Portuguese Guest Lecturer and Honours Students Present Research
Visiting Portuguese Scholar and international Ethnomusicologist from the University of Aveiro, Ms Ana Flávia Miguel, gave a guest lecture during the African Music and Dance Archive Activities at UKZN.
This was followed by Applied Ethnomusicology Research Projects being presented by four honours students.
Miguel’s presentation focused on two applied ethnomusicology projects in a Cape Verdian community (Kova M) in Portugal. In one example, featured the celebration of Saint John’s Day on 24 June, when the main thrust is Kola San Jon, a performative practice which includes music, dance and artefacts.

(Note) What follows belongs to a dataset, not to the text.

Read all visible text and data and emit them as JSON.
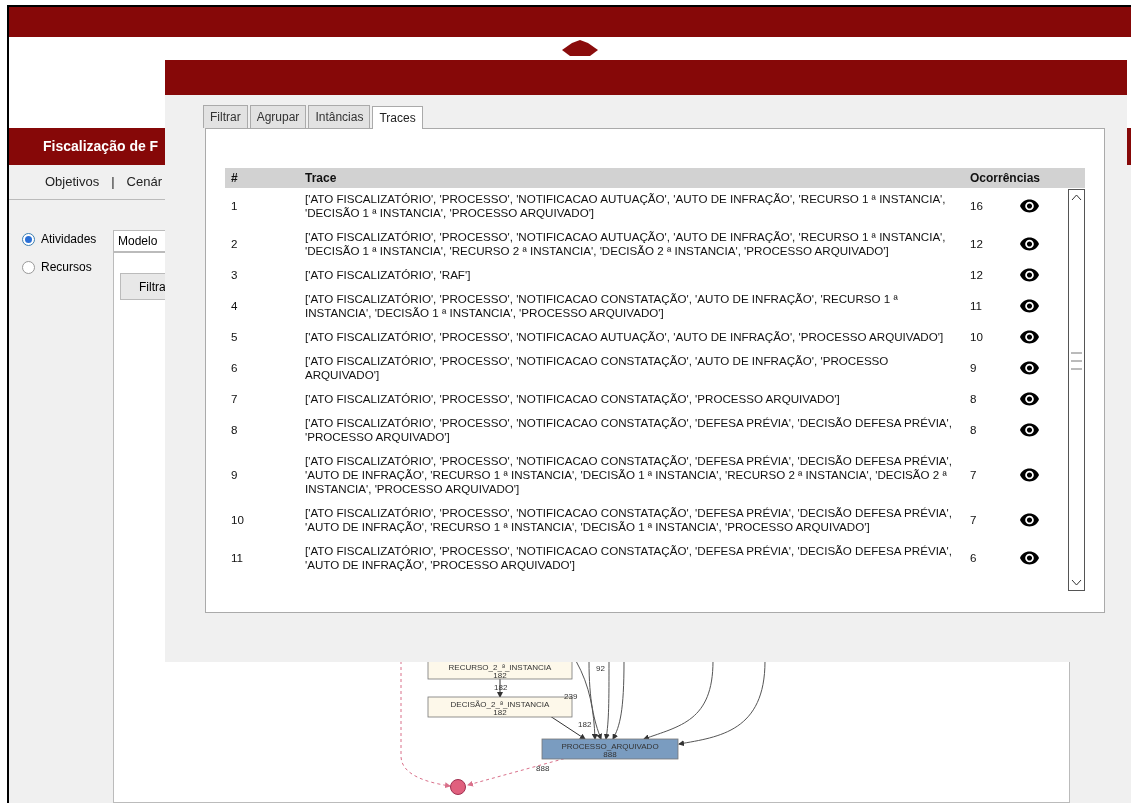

‘The celebration of Saint John’s Day provides an opportunity to promote dialogue between Cape Verdian immigrants and several organisations in the host country. In 2013 "Kola San Jon" was included in the Portuguese List of Intangible Cultural Heritage and Saint John’s Day is seen, by Cape Verde immigrants, as a new and creative dialogue window,’ she said.
Miguel also spoke about the project under the theme: "Skopeofonia - participatory and dialogic study of musical practices". Skopeofonia is a project of the University of Aveiro in Portugal and involves a team of 11 researchers comprising university seniors, PhD students and Kova M unemployed residents. ‘The aim of the project is to build up a musical archive for the neighbourhood, mapping the musical activities in Kova M and to produce a documentary about all the research processes during the project activity,’ said Miguel.
Research presentations by the students were then featured. Mr Nhlakanipho Ngcobo examined: "Emerging Organisations, Funding and Representation of Arts and Cultural activities in South African Townships".
'This research paper was based on the experience that I had during my service learning requirement in the module Public Sector Ethnomusicology and Community Development, which requires all students who enrol in Applied Ethnomusicology to provide technical assistance of any form in any community arts organisation,’ said Ngcobo.
‘I looked at the challenges emerging organisations such as the Social Development Association of South Africa (SODASA), which is the organisation I worked with, face when applying for funding in South Africa, and also looked at how township organisations represent arts and cultural activities in this context, as some are working under a high crime environment and they use arts to alleviate such stigma.’
His presentation also critically examined whether criteria used by funding organisations or government help emerging organisations to sustain themselves.
Student Mr Jose Chemane focused on the service learning experience working with the Consulate of Mozambique in Durban. The theme of the presentation was: "Articulating Cultural and Outreach Programmes through the Consulate of the Republic of Mozambique in Durban".
‘In the course of my Service Learning I played a dual role: to give technical assistance in cultural and other educational matters to the Consulate, and to act as a facilitator/mediator of the traditional music and dance group of immigrants from Mozambique based in Clermont Township. I am currently working with this community in my Honours project research.’
Chemane was assigned to assist a group of traditional dancers from Mozambique - the Xigubo de Bela Vista Group - that were invited to take part at the Umghubu Festival in Durban. He suggested relevant documents the group needed to travel - besides valid passports and permits for the instruments, translated the Group Profile and other documents from Portuguese to English and liaised with the Festival organisers.
‘It was a platform to articulate theory of applied ethnomusicology into practice. I was also assigned to organise an event aiming to celebrate the 50th Anniversary of struggle for National Liberation and the Armed Forces for Defence of Mozambique Day.’
Ms Nontobeko Sibiya examined: "Using capitalisation performance for Educational purposes: collaborating with performers of the Catalina Theatre December Children’s Project. ‘Education is for all and I believe that every child deserves to learn. My goal is take theatre to every child. In my project", I work with performers to educate children as I believe that every child should see all these plays.’
Another topic that was explored was by Ms Thabile Buthelezi who looked at Promoting African Music and Dance together with indigenous instruments through collaborative participation with the BAT Centre staff and facilitators.
Speaking about the joint event, UKZN Lecturer Dr Patricia Opondo said, ‘The event provided an opportunity for Honours Students in the Applied Ethnomusicology programme to present results from their service learning in community arts centres and organisations dealing with culture.’
‘Their research findings will form part of African Music and Dance Archives which is a teaching-research resource initiative that I established in 2007, under the umbrella of the African Music Project, to serve as a repository of research generated from the African Music and Dance and Applied Ethnomusicology Programmes at UKZN.’
‘The event also marks the initial visit to establish a collaborative research project with INET (Instituto de Etnomusicologia - Centro de Estudos em Música e Dança) at the University of Aveiro, Portugal, and it has been a great pleasure hosting Ana Flavia Miguel. During her three-week visit she has made important contributions to the Applied Ethnomusicology and the recently staged 9th Annual African Cultural Calabash at Howard College Theatre.’
During the Culture Week seminar, Opondo and Miguel presented a joint paper titled: "Celebration of Cultural Heritage through Applied Ethnomusicology Projects".